Too many times, organizations roll out initiatives without integrating them into other programs. The employees are left confused over lack of communication and frustrated with the extra work required. Fortunately, succession discussions integrate very well into the overall learning and leadership development initiatives. In fact, at two organizations, I implemented robust leadership development programs that supported succession discussions and vice versa. We also integrated the timing of succession discussions with performance reviews and annual goal setting.
To enhance communication for all participants, conduct kick-off information sessions and a recorded webinar that discusses the purpose and tools for succession. Invite leaders to attend a session or listen to the recorded webinar so they understand why you are having succession meetings, how they integrate into the culture, how to use the templates and how to prepare effectively for the meetings. The meetings will clarify the milestone dates, role of each person involved, expected outcomes and value for each level of the organization.
To overcome pushback from divisions that view this as just an HR item, pilot the communication and a round of succession talent reviews within HR (as the key sponsor) and within a division that might push back (i.e., to get their buy-in and to learn potential risks to mitigate). Use that division as a testimonial of what works and the impact on their own leadership discussions and engagement.
Then the final stage is to document and track success metrics such as internal promotions, improvement in succession bench strength from year to year, increase in employee engagement scores about development and career focus and retention (specifically because of career advancement opportunities). Organizations will not simply create more leadership roles in order to retain employees.
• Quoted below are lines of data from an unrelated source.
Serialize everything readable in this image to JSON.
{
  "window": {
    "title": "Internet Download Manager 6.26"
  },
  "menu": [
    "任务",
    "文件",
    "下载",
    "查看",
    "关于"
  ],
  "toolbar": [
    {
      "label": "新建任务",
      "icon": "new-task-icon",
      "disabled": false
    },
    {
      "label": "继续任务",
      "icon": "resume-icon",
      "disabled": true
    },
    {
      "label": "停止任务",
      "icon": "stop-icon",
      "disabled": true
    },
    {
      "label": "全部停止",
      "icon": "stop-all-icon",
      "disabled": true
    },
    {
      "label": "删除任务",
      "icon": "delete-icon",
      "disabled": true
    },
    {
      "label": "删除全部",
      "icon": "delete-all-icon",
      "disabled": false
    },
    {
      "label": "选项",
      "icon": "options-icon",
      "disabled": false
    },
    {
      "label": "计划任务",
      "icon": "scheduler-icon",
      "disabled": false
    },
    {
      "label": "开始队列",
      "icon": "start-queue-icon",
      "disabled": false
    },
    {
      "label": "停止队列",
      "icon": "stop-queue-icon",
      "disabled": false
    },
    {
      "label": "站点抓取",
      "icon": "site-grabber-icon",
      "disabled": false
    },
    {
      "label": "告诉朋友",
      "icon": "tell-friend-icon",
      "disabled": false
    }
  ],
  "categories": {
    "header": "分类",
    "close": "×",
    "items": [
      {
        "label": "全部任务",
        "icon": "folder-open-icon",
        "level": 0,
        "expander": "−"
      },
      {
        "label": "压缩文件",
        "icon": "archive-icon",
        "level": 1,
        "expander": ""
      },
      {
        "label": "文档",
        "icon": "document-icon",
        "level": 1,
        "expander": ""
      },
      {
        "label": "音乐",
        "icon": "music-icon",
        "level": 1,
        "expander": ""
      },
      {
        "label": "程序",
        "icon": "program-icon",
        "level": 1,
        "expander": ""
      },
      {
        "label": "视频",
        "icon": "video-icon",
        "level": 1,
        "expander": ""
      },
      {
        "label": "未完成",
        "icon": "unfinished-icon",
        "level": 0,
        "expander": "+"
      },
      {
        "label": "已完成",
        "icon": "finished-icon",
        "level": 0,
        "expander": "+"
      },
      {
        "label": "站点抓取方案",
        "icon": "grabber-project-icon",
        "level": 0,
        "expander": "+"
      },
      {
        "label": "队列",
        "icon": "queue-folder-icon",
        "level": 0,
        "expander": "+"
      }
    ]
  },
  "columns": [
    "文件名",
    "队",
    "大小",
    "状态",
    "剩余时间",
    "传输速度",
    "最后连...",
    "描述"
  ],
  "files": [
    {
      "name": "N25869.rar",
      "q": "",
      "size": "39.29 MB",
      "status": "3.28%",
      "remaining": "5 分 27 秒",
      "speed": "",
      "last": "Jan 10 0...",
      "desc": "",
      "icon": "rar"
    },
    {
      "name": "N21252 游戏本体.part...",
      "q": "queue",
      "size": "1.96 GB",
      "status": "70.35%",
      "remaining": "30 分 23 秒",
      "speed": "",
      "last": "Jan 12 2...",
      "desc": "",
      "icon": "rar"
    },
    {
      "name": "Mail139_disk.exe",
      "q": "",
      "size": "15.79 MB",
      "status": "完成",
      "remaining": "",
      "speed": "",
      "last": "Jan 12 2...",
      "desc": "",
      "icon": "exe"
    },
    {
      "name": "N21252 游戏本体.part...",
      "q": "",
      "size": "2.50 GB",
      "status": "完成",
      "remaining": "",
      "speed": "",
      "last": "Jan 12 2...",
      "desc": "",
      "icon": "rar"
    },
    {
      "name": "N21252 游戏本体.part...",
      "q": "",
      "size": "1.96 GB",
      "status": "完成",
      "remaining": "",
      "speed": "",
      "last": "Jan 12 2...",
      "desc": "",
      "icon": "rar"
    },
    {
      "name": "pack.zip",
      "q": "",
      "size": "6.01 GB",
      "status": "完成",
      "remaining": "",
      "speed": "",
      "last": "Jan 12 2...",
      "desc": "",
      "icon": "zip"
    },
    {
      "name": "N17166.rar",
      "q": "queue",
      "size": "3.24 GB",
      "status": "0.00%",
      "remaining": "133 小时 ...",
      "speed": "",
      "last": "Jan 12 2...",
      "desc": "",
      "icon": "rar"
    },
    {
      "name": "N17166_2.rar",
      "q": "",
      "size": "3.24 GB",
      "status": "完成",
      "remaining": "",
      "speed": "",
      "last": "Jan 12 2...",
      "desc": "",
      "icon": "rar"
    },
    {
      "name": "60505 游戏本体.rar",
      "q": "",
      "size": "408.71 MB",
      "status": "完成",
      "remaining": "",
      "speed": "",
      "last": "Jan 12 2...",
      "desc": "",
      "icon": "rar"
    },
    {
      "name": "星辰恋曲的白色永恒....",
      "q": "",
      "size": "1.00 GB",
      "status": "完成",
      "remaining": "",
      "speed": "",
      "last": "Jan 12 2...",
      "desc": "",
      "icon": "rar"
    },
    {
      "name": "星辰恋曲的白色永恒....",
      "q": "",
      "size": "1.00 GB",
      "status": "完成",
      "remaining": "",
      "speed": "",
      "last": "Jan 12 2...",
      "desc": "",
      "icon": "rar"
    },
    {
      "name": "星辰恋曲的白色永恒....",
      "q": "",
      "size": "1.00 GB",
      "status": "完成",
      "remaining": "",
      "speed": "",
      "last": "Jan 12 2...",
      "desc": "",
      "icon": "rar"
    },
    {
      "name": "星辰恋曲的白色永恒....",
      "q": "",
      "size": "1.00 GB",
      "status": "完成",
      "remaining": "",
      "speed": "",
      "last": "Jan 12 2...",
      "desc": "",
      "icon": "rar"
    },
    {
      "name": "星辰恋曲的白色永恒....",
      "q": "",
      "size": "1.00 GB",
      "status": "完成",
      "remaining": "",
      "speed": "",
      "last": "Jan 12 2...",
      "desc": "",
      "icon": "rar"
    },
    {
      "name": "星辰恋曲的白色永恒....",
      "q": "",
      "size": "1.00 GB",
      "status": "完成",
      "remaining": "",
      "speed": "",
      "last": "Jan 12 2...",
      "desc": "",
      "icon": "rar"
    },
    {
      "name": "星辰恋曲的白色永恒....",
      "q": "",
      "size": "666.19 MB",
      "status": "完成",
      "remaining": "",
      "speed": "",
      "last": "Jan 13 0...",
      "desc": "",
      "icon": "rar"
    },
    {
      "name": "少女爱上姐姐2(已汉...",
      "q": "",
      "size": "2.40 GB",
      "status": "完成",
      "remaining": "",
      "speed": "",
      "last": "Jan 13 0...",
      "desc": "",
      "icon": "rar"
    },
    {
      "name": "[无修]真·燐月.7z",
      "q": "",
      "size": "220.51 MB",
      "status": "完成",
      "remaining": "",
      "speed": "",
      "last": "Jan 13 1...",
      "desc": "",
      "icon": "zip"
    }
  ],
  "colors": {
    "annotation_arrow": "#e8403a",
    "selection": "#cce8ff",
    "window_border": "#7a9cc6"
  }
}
Employees, however, will more likely stay in an organization that transparently focuses on leadership succession, on-the-job learning experiences and overall employee development.
Will We Safeguard Our Future?
A collaborative and proactive focus on succession planning can be a differentiator for an organization. It requires leaders to hold adult conversations about their team’s strengths, development gaps, action items to enhance performance and increasing the spotlight on leadership diversity and opportunity for everyone. Strong succession focus does not have to break the budget constraints. A modest investment of time and resources, though, will produce strong dividends that better safeguard the retention of employees, will foster an engaging culture and will retain proprietary knowledge.
Paul Rumsey is the Chief Learning Officer for Parkland Health and Hospital System.